In an earlier post, I described how it seemed that the church today is operating very differently than the church in Acts, even opposite in many ways. In future posts I plan on detailing these observations, but here is a more concise list. In this list that follows, I often use the term “church” in Acts to refer to believers as a whole, as they gathered together, recognizing that they did not evidence the same congregation-in-a-building style that we have today.
Today, we often build relationships with people so that, hopefully, eventually, we can lead them into a relationship with God. In Acts, people were brought into relationship with God through proclamation of the Gospel, then joined in relationship with other believers. The ancient perspective put the focus on God, and people’s relationship to Him, so that relationships between people were based on that. We could move in that direction by being intentional about creating and fostering personal relationships within the church, and being intentional in Gospel proclamation outside.
A common practice today is to focus on inviting people to church, with the idea that the Gospel is proclaimed there, and so they will have opportunity to come to faith. In Acts, the Gospel was proclaimed outside church and people came to faith, then they came together for fellowship, study, and prayer (and presumably worship). It was a reflection of the “go” aspect of the Great Commission.
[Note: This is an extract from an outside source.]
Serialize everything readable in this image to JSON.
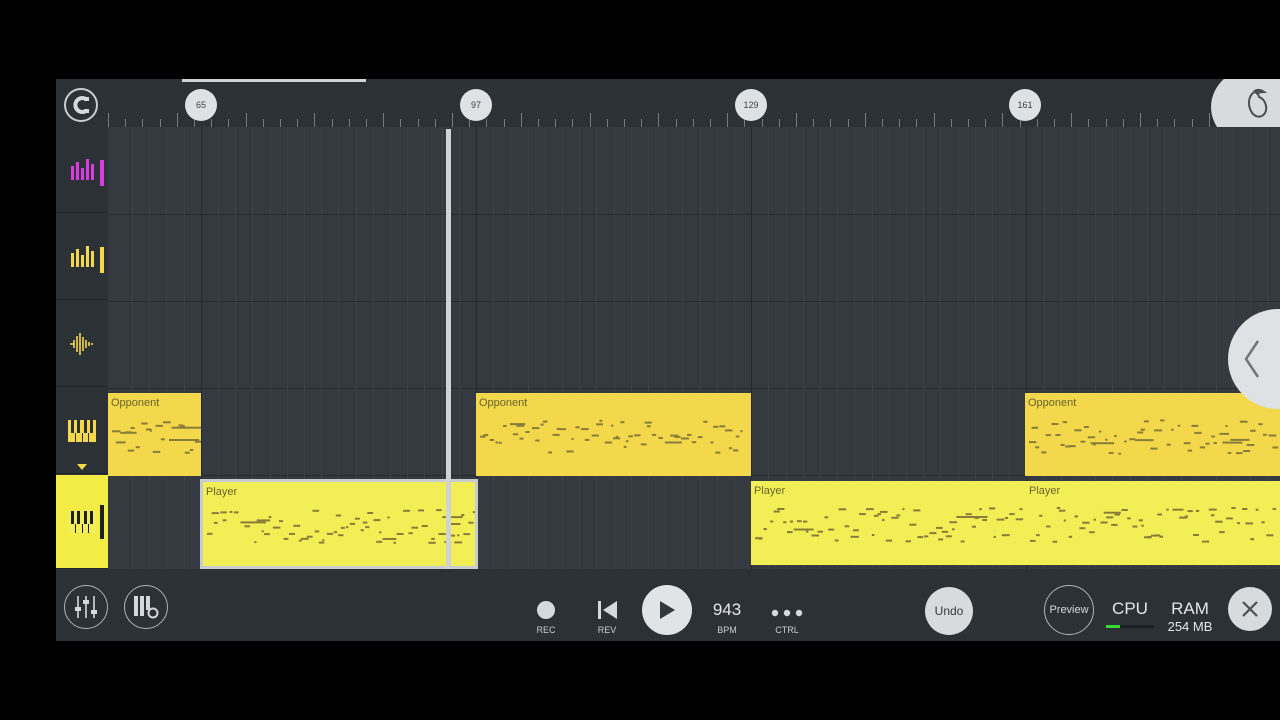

We could reflect the Acts perspective by changing our worship and study times to be strictly for the community of faith, and couple that with explicit evangelism outside the church.
A common practice in today’s church is to come together to pray for healing for each other, and people we know, sometimes even in the form of healing services. In Acts, the vast majority of miraculous healings occurred outside the church or were seen by those outside the church. As if God’s purpose was to bring people into the Kingdom eternally, rather than just to bring comfort to those who were already there. We could move in this direction today by establishing prayer ministries explicitly for those outside the faith, leaving the results completely up to God.
A very common form of outreach today involves performing physical ministry for people outside the church. In Acts, virtually all physical ministry was performed within the church, within the family of faith. It was a living out of Jesus’ command for us to love one another, and that those outside would know us by that. We could renew that perspective today by making internal benevolence a key, and prioritized, activity of the church.
(Taken together, the previous two items give a picture of believers expressing love within the church, and unleashing God’s power for Kingdom growth outside.)
One of the most common terms used within the church to describe ourselves is “believer”, while we rarely refer to each other as “disciples”. In Acts, members of the church were most commonly referred to as “disciples”, while “believer” was used only a few times. This reflected Jesus’ call to make disciples, and could be emphasized more today by understanding the difference between these, and changing our focus from study to discipleship.